'˜Superhero-style' corset that could banish back pain for millions of Brits
A Batman style superhero corset has been developed that could end the misery of back pain for millions of Britons.
The unisex underwear is suitable for nurses, surgeons and anyone whose job entails large amounts of bending that strains the discs.
The smart garment can be turned on by either tapping it or using an app - putting the strain on elastic bands instead of muscles.
It has been likened to the body armour worn by superheroes like the Caped Crusaders, or Iron Man.
Mechanical engineer Professor Karl Zelik, of Vanderbilt University, Nashville, said: "I'm sick of Tony Stark and Bruce Wayne being the only ones with performance-boosting supersuits.
"We, the masses, want our own.
"The difference is that I'm not fighting crime. I'm fighting the odds that I'll strain my back this week trying to lift my 2-year-old."
Half the adult population of the UK report low back pain lasting for at least 24 hours at some time in the year.
The NHS spends more than £1 billion annually treating eight in ten people who will suffer it during their lives.
The researchers said TV infomercials offer a world of potential solutions but most are either unproven, unworkable or just plain unattractive.
So their design combines the science of biomechanics and advances in wearable tech to create a smart, mechanised undergarment.
Prof Zelik began thinking about resolving the problem when he experienced back pain himself from repeatedly lifting his toddler son.
The garment is worn on the chest and legs and consists of two fabric sections made from cheap materials like nylon, Lycra, polyester and other materials.
These are connected by sturdy straps across the middle back, with natural rubber pieces at the lower back.
Experiments showed the clothing offloads stress on the discs.
It is designed so wearers engage it only when they need it. A simple double tap to the shirt works the straps.
When the task is done, another double tap releases the straps so the user can sit down, and the device feels and behaves like normal clothes.
It also can be controlled by an app the team created.
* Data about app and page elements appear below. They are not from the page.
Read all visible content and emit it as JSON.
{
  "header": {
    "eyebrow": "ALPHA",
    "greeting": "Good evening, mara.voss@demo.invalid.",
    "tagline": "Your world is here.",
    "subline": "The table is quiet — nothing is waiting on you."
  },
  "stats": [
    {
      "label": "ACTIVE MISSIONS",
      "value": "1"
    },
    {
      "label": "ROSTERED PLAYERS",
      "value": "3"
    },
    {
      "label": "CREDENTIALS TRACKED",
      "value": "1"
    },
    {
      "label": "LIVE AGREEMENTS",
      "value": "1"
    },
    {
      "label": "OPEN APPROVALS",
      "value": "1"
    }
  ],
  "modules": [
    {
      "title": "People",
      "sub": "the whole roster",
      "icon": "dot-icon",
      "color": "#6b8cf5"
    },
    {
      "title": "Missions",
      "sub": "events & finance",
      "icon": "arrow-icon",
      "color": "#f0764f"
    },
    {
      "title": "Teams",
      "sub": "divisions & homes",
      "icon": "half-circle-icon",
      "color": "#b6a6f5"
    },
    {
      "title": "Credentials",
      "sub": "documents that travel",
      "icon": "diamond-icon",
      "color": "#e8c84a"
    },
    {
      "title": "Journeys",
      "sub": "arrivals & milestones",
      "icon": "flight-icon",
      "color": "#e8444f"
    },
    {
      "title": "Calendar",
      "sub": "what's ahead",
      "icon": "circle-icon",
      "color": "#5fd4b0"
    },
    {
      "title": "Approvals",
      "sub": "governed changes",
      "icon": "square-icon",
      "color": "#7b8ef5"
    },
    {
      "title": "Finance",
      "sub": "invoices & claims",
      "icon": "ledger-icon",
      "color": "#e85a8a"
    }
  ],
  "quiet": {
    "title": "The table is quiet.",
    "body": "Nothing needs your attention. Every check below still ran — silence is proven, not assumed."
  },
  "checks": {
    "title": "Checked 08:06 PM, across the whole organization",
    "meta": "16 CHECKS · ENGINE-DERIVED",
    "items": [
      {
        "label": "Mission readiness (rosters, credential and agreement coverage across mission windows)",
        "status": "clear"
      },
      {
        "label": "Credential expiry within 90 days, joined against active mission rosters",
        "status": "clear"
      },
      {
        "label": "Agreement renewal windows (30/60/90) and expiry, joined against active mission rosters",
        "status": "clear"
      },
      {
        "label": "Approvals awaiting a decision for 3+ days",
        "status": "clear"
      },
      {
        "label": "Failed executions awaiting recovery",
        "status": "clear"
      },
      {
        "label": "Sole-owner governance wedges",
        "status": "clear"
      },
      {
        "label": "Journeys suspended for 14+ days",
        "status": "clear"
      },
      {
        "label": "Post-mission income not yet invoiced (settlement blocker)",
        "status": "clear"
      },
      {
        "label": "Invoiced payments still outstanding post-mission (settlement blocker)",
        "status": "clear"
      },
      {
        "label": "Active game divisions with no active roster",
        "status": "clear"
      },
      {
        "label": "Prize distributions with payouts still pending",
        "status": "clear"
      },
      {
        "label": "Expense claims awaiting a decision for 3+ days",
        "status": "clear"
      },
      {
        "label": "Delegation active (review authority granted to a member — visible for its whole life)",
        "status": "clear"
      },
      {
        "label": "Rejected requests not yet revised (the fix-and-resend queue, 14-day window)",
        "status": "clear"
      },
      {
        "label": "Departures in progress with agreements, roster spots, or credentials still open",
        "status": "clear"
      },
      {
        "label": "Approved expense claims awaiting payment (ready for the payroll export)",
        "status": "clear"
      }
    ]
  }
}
Wearers tap their phones to engage the smart clothing wirelessly via Bluetooth.
Eight subjects tested the device leaning forward and lifting 25-pound and 55-pound weights while holding their position at 30, 60 and 90 degrees.
Using motion capture, force plates and electromyography, the team demonstrated the device reduced activity in the lower back muscles by an average of 15 to 45 per cent for each task.
Added Prof Zelik: "The next idea is can we use sensors embedded in the clothing to monitor stress on the low back, and if it gets too high, can we automatically engage this smart clothing?"
Co researcher Dr Aaron Yang, who specialises in non surgical treatment of the back and neck at Vanderbilt University Medical Centre, said the technology is aimed at prevention rather than cure.
It focuses on reducing stress and fatigue on the lower back muscles. He has seen many back belts and braces and typically meets them with scepticism.
Dr Yang said: "People are often trying to capitalise on a huge societal problem with devices that are unproven or unviable.
"This smart clothing concept is different. I see a lot of health care workers or other professionals with jobs that require standing or leaning for long periods.
"Smart clothing may help offload some of those forces and reduce muscle fatigue."
According to the NHS almost 3 million working days a year are lost because of lower back pain.
The underwear was unveiled at the Congress of the International Society of Biomechanics in Brisbane, Australia.